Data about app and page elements
■ ■ ■ ■ ■ ■ ■
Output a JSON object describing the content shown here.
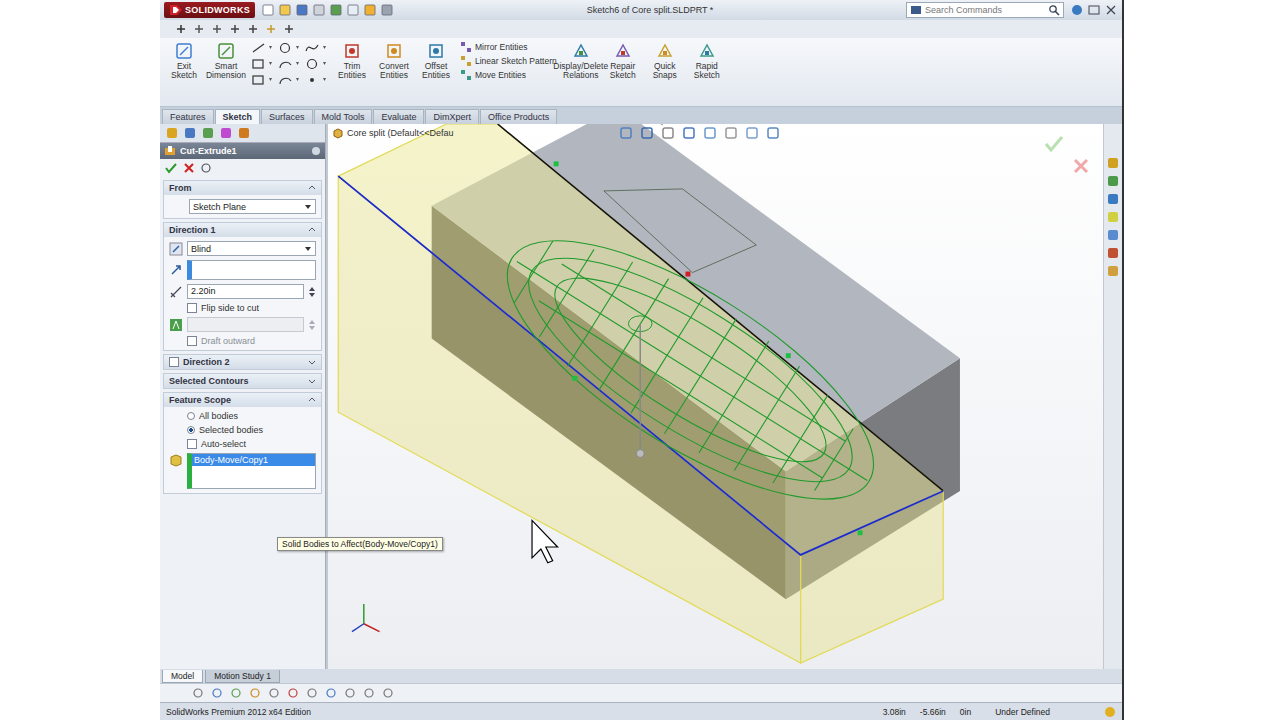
{
  "window": {
    "app": "SOLIDWORKS",
    "title": "Sketch6 of Core split.SLDPRT *"
  },
  "search": {
    "placeholder": "Search Commands"
  },
  "ribbon": {
    "commands": [
      "Exit Sketch",
      "Smart Dimension"
    ],
    "more_commands": [
      "Trim Entities",
      "Convert Entities",
      "Offset Entities"
    ],
    "small_commands": [
      "Mirror Entities",
      "Linear Sketch Pattern",
      "Move Entities"
    ],
    "right_commands": [
      "Display/Delete Relations",
      "Repair Sketch",
      "Quick Snaps",
      "Rapid Sketch"
    ]
  },
  "tabs": [
    {
      "label": "Features",
      "selected": false
    },
    {
      "label": "Sketch",
      "selected": true
    },
    {
      "label": "Surfaces",
      "selected": false
    },
    {
      "label": "Mold Tools",
      "selected": false
    },
    {
      "label": "Evaluate",
      "selected": false
    },
    {
      "label": "DimXpert",
      "selected": false
    },
    {
      "label": "Office Products",
      "selected": false
    }
  ],
  "property_manager": {
    "title": "Cut-Extrude1",
    "from": {
      "header": "From",
      "value": "Sketch Plane"
    },
    "direction1": {
      "header": "Direction 1",
      "end_condition": "Blind",
      "depth": "2.20in",
      "flip_label": "Flip side to cut",
      "flip_checked": false,
      "draft_outward_label": "Draft outward",
      "draft_outward_checked": false,
      "draft_enabled": false
    },
    "direction2": {
      "header": "Direction 2",
      "checked": false,
      "expanded": false
    },
    "selected_contours": {
      "header": "Selected Contours",
      "expanded": false
    },
    "feature_scope": {
      "header": "Feature Scope",
      "options": [
        {
          "label": "All bodies",
          "selected": false
        },
        {
          "label": "Selected bodies",
          "selected": true
        }
      ],
      "auto_select": {
        "label": "Auto-select",
        "checked": false
      },
      "bodies": [
        {
          "label": "Body-Move/Copy1",
          "selected": true
        }
      ]
    }
  },
  "tooltip": "Solid Bodies to Affect(Body-Move/Copy1)",
  "viewport": {
    "tree_flyout": "Core split  (Default<<Defau"
  },
  "bottom_tabs": [
    {
      "label": "Model",
      "selected": true
    },
    {
      "label": "Motion Study 1",
      "selected": false
    }
  ],
  "status_bar": {
    "product": "SolidWorks Premium 2012 x64 Edition",
    "x": "3.08in",
    "y": "-5.66in",
    "z": "0in",
    "state": "Under Defined"
  }
}
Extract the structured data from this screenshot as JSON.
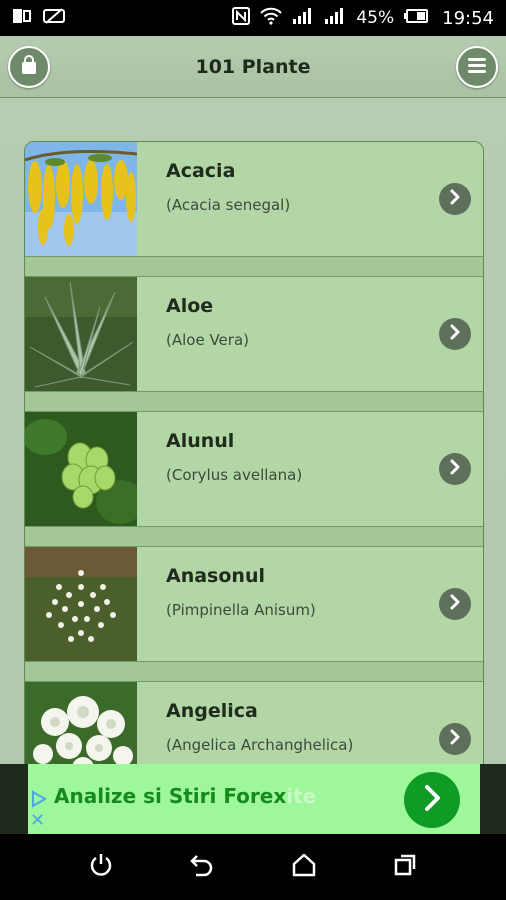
{
  "status_bar": {
    "battery_percent": "45%",
    "time": "19:54",
    "icons": [
      "screen-mirror-icon",
      "no-sim-icon",
      "nfc-icon",
      "wifi-icon",
      "signal-icon",
      "signal-icon",
      "battery-icon"
    ]
  },
  "header": {
    "title": "101 Plante",
    "left_button_icon": "shopping-bag-icon",
    "right_button_icon": "menu-icon",
    "accent": "#6f8a6b"
  },
  "plants": [
    {
      "name": "Acacia",
      "latin": "(Acacia senegal)",
      "image": "acacia-photo"
    },
    {
      "name": "Aloe",
      "latin": "(Aloe Vera)",
      "image": "aloe-photo"
    },
    {
      "name": "Alunul",
      "latin": "(Corylus avellana)",
      "image": "hazelnut-photo"
    },
    {
      "name": "Anasonul",
      "latin": "(Pimpinella Anisum)",
      "image": "anise-photo"
    },
    {
      "name": "Angelica",
      "latin": "(Angelica Archanghelica)",
      "image": "angelica-photo"
    }
  ],
  "ad": {
    "text": "Analize si Stiri Forex",
    "ghost_text": "ite",
    "button_icon": "chevron-right-icon",
    "color": "#148b1c"
  },
  "nav": {
    "icons": [
      "power-icon",
      "back-icon",
      "home-icon",
      "recents-icon"
    ]
  }
}
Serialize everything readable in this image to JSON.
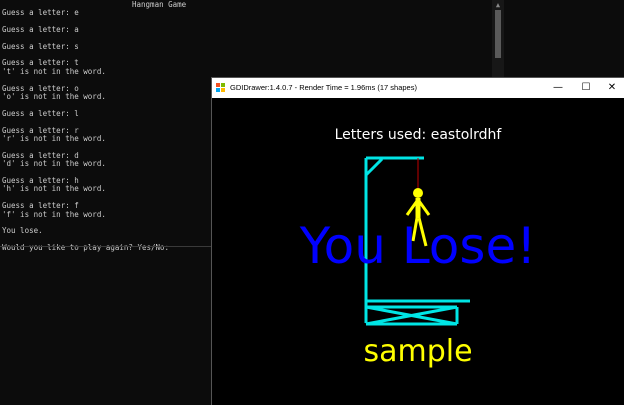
{
  "console": {
    "title": "Hangman Game",
    "lines": [
      "Guess a letter: e",
      "",
      "Guess a letter: a",
      "",
      "Guess a letter: s",
      "",
      "Guess a letter: t",
      "'t' is not in the word.",
      "",
      "Guess a letter: o",
      "'o' is not in the word.",
      "",
      "Guess a letter: l",
      "",
      "Guess a letter: r",
      "'r' is not in the word.",
      "",
      "Guess a letter: d",
      "'d' is not in the word.",
      "",
      "Guess a letter: h",
      "'h' is not in the word.",
      "",
      "Guess a letter: f",
      "'f' is not in the word.",
      "",
      "You lose.",
      "",
      "Would you like to play again? Yes/No:"
    ]
  },
  "drawer": {
    "window_title": "GDIDrawer:1.4.0.7 - Render Time = 1.96ms (17 shapes)",
    "letters_used": "Letters used: eastolrdhf",
    "result": "You Lose!",
    "word": "sample",
    "colors": {
      "gallows": "#00e5e5",
      "rope": "#c00000",
      "figure": "#ffff00",
      "result": "#0000ff",
      "word": "#ffff00",
      "letters": "#ffffff"
    },
    "window_buttons": {
      "minimize": "—",
      "maximize": "☐",
      "close": "✕"
    }
  }
}
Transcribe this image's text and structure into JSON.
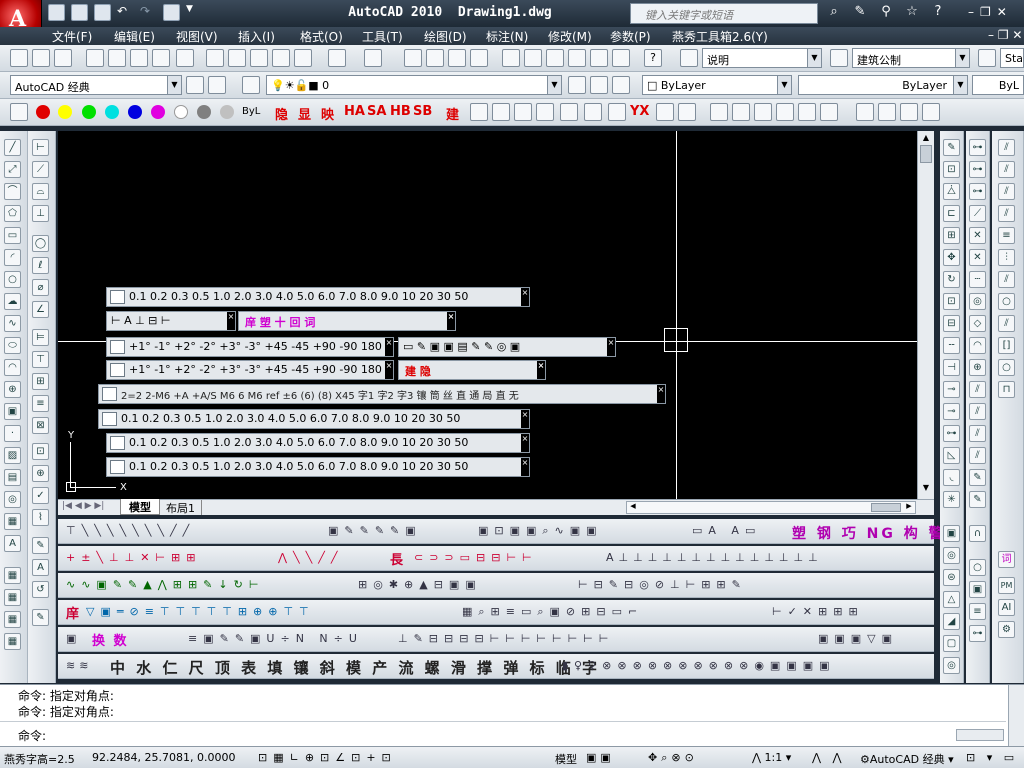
{
  "title": {
    "app_name": "AutoCAD 2010",
    "file_name": "Drawing1.dwg",
    "search_placeholder": "键入关键字或短语"
  },
  "menus": [
    "文件(F)",
    "编辑(E)",
    "视图(V)",
    "插入(I)",
    "格式(O)",
    "工具(T)",
    "绘图(D)",
    "标注(N)",
    "修改(M)",
    "参数(P)",
    "燕秀工具箱2.6(Y)"
  ],
  "toolbar": {
    "text_style": "说明",
    "dim_style": "建筑公制",
    "table_style": "Sta",
    "workspace": "AutoCAD 经典",
    "layer": "0",
    "color": "ByLayer",
    "linetype": "ByLayer",
    "lineweight": "ByL",
    "color_label": "ByL",
    "yanxiu_row1": [
      "隐",
      "显",
      "映",
      "HA",
      "SA",
      "HB",
      "SB",
      "建",
      "YX"
    ]
  },
  "floating_toolbars": [
    {
      "icon": "slope-icon",
      "text": "0.1  0.2  0.3  0.5  1.0  2.0  3.0  4.0  5.0  6.0  7.0  8.0  9.0  10  20  30  50"
    },
    {
      "icon": "dim-icon",
      "text": "庠  塑  十  回  词"
    },
    {
      "icon": "rotate-icon",
      "text": "+1°  -1°  +2°  -2°  +3°  -3°  +45  -45  +90  -90  180"
    },
    {
      "icon": "mirror-icon",
      "text": "+1°  -1°  +2°  -2°  +3°  -3°  +45  -45  +90  -90  180"
    },
    {
      "icon": "dim-text-icon",
      "text": "2=2  2-M6  +A  +A/S  M6  6  M6  ref  ±6  (6)  (8)  X45  字1  字2  字3  镶  筒  丝  直  通  局  直  无"
    },
    {
      "icon": "line-icon",
      "text": "0.1  0.2  0.3  0.5  1.0  2.0  3.0  4.0  5.0  6.0  7.0  8.0  9.0  10  20  30  50"
    },
    {
      "icon": "slope-icon",
      "text": "0.1  0.2  0.3  0.5  1.0  2.0  3.0  4.0  5.0  6.0  7.0  8.0  9.0  10  20  30  50"
    },
    {
      "icon": "hatch-icon",
      "text": "0.1  0.2  0.3  0.5  1.0  2.0  3.0  4.0  5.0  6.0  7.0  8.0  9.0  10  20  30  50"
    },
    {
      "icon": "file-icon",
      "text": ""
    },
    {
      "icon": "build-icon",
      "text": "建  隐"
    }
  ],
  "tabs": {
    "model": "模型",
    "layout": "布局1"
  },
  "ucs": {
    "x": "X",
    "y": "Y"
  },
  "bottom_toolbars": {
    "row1": "塑 钢 巧 NG 构 警",
    "row2": "長",
    "row5": "换  数",
    "row6": "中 水 仁 尺 顶 表 填 镶 斜 模 产 流 螺 滑 撑 弹 标 临 字"
  },
  "command": {
    "history": [
      "命令: 指定对角点:",
      "命令: 指定对角点:"
    ],
    "prompt": "命令:"
  },
  "status": {
    "text_height": "燕秀字高=2.5",
    "coords": "92.2484,  25.7081, 0.0000",
    "model": "模型",
    "annotation_scale": "1:1",
    "workspace": "AutoCAD 经典"
  }
}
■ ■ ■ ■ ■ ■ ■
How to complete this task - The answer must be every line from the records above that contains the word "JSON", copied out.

Written response -
Output a JSON object describing the content shown here.
Extract the structured data from this screenshot as JSON.
Serialize everything readable in this image to JSON.
Transcribe this image's text and structure into JSON.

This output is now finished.